The 40-passenger Anakonda riverboat is the only luxury boutique Amazon cruise winding its way through Ecuador's 'El Oriente' Amazon region. Anakonda features an expansive observation deck complete with loungers and an outdoor Jacuzzi. A comfortable al fresco lounge offers panoramic views along the river and is an ideal spot for cocktails, relaxation, reading or simply enjoying the view. Anakonda's expert naturalist guides and special travel concierge go out of their way to ensure you a personalised cruise experience.
When to cruise the Amazon? High or Low Water Itineraries
The time of year you cruise the Amazon can have a large bearing on what you can expect to see. The reality is, that being in the rainforest you can expect regular rainfall, which is why we no longer call the two seasons the “wet” and the “dry”. Instead, we can look at the seasons as either “high water” (January to May) or “low water” (the rest of the year).
If travelling in the “high water” period, you can expect to see many birds and monkeys in the branches of the flowering trees lining the river banks, attracted by fruits and blooming flowers after the major tropical downpours. Given the landscapes may be flooded and quite wet, you might expect to spend less time hiking ashore during this period.
After the major tropical storms have subsided, the river waters again begin to subside, and the ‘low water season’ means travellers can expect to see the sandy beaches that line the Amazon, and enjoy plenty of opportunity to travel ashore with local guides to explore on foot.
Are you interested in learning more about Amazon River cruising options? Call the expert team at Expedition cruise Specialists today on 1800 900 20 80 (or +61 7 4041 2101 if calling from outside Australia) for more tips and advice.

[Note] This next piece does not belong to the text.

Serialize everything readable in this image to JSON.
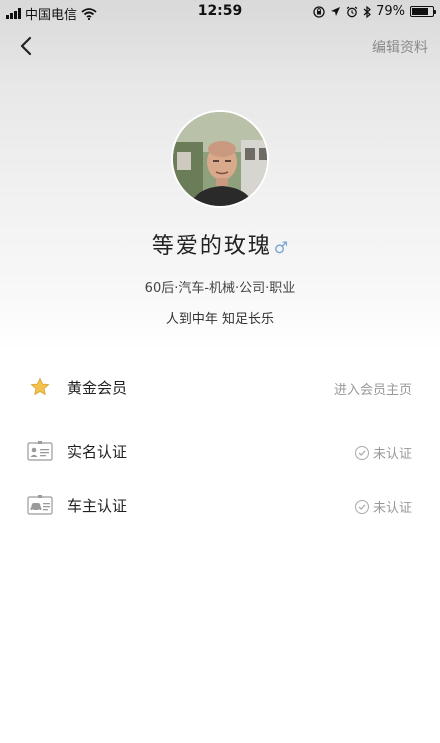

Want more? Read our blog ranking the Amazon River’s Most Luxurious Cruise Cabins.
Images supplied by Tucano, Aqua Expeditions, Delfin Amazon Cruises and Anakonda Amazon Cruises